Psychological Motivators + Brand Activation
An interesting piece was published this week on io9.com, a Gawker Media site that focuses on science, fantasy and futurism. In the post, the author breaks down a few psychological motivators that encourage people to take action. The basic psychological principles explained apply to every facet of marketing, from designing sales promotions, organizing loyalty programs, and creating ongoing brand experiences.
The human brain loves to be engaged, tantalized, and most importantly, rewarded. The best way to keep people motivated to continue to take action is to set them up to successfully achieve small goals in the pursuit of a bigger goal. A punch card for free cup of coffee after purchasing 6, or a video game in which you collect tokens are great examples of this. Click here for the full post, or read our Cliff’s Notes version below:
- When people feel like they've gotten something for free, it motivates them. A punch card that requires 12 punches for a free drink, with the first 2 holes punched, with motivate people far greater than a fresh new punch card with 10 un-punched spots. Somehow, the required 10 drinks to purchase seem more obtainable, when the first 2 are free.
- Uncompleted tasks are more memorable. A task in which the first step is done is an uncompleted task, and people can't let an uncompleted task go.
- Perceived progress in achievement is what matters, not the actual value. Making it easier for people to accomplish small goals with small rewards will keep them working harder. In the punch card example, giving away a free $10 item more regularly will breed more repeat sales than giving away a $50 less often. By providing tokens or the satisfaction of crossing off small goals, they'll keep working.
- If there is an obstacle to accomplishing the action, move it to the end of the process. Do you need to collect sensitive information, or demand that the consumer performs a specific task? The closer people are to the reward, to the end of their action, the harder they will work to complete it. If there is an obstacle to the completion of the task, make sure it's near the end.

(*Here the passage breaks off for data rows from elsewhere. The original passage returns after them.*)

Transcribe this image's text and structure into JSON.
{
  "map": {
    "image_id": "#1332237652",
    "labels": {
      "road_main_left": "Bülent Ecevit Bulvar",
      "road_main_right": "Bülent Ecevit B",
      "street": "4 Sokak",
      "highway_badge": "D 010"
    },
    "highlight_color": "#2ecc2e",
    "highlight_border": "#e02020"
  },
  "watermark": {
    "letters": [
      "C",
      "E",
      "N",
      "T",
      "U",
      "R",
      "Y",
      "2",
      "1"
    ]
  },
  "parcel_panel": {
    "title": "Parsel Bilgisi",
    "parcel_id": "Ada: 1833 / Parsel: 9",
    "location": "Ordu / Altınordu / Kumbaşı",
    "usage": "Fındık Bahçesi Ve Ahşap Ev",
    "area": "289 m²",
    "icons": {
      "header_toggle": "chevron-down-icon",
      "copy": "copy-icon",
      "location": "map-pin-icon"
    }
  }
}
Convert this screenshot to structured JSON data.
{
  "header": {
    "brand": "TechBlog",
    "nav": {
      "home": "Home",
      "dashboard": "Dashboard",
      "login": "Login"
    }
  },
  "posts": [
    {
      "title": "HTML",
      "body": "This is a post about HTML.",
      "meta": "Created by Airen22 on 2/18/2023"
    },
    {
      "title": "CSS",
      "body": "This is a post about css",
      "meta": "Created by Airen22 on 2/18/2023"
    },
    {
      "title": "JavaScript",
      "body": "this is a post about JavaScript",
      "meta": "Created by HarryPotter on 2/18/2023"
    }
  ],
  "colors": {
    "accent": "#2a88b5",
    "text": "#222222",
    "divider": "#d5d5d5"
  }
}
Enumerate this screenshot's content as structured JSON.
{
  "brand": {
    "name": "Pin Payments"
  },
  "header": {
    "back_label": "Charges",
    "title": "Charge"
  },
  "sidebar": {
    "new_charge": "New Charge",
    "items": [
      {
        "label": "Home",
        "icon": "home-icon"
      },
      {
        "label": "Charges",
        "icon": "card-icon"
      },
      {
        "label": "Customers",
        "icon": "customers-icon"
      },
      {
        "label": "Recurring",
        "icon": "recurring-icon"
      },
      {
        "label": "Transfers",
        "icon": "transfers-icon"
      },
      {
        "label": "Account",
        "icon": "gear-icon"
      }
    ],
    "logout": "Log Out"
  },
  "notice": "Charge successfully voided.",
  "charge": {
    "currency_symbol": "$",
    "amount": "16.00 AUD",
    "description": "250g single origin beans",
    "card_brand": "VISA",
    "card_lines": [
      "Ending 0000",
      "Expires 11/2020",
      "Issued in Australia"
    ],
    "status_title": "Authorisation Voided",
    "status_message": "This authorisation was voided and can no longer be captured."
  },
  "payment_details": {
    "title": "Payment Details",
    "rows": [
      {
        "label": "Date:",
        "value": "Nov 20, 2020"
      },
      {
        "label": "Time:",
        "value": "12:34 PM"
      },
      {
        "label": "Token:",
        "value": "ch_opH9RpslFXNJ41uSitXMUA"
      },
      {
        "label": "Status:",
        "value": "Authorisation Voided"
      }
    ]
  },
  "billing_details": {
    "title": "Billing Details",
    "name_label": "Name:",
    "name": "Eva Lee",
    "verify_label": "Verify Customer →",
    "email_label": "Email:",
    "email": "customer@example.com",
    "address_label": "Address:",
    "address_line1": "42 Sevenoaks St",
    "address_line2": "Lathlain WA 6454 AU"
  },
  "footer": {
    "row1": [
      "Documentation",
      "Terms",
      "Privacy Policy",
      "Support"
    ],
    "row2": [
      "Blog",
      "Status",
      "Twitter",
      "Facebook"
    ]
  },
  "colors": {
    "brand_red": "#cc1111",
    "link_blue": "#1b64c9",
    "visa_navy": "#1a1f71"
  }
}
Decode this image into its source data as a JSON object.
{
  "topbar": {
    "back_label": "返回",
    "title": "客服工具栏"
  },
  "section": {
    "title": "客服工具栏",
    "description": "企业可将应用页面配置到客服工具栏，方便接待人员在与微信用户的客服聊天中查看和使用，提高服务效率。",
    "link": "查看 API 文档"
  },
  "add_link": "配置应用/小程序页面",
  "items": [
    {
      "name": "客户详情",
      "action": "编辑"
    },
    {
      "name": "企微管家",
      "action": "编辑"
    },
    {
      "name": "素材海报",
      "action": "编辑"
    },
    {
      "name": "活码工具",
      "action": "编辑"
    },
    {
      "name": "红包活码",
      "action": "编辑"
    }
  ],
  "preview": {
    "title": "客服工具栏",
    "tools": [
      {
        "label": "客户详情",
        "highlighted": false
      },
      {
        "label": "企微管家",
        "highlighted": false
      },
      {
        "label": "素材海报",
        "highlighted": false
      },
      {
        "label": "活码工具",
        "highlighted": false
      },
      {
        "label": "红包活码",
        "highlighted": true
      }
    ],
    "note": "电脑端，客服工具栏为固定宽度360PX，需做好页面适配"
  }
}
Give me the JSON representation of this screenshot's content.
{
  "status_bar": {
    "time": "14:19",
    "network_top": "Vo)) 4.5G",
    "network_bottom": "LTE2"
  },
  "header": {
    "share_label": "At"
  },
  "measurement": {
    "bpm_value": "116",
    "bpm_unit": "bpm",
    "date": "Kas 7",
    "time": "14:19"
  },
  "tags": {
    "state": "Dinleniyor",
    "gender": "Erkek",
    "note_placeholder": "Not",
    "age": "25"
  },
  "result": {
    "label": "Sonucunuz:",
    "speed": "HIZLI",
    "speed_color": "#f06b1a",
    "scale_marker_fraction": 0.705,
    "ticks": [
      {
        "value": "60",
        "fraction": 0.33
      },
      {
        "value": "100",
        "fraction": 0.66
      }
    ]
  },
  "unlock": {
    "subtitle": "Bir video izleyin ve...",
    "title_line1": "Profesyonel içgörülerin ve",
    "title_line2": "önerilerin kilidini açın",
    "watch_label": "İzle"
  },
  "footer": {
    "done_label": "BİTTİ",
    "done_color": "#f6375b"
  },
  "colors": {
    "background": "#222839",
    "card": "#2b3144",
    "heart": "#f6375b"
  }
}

- Make it feel meaningful. A special that is offered to a customer for a reason will make the recipient feel favored, further motivating loyalty. Telling customers that this offer is available to anyone walking in off the street eliminates the meaningfulness, and therefore it becomes less attractive.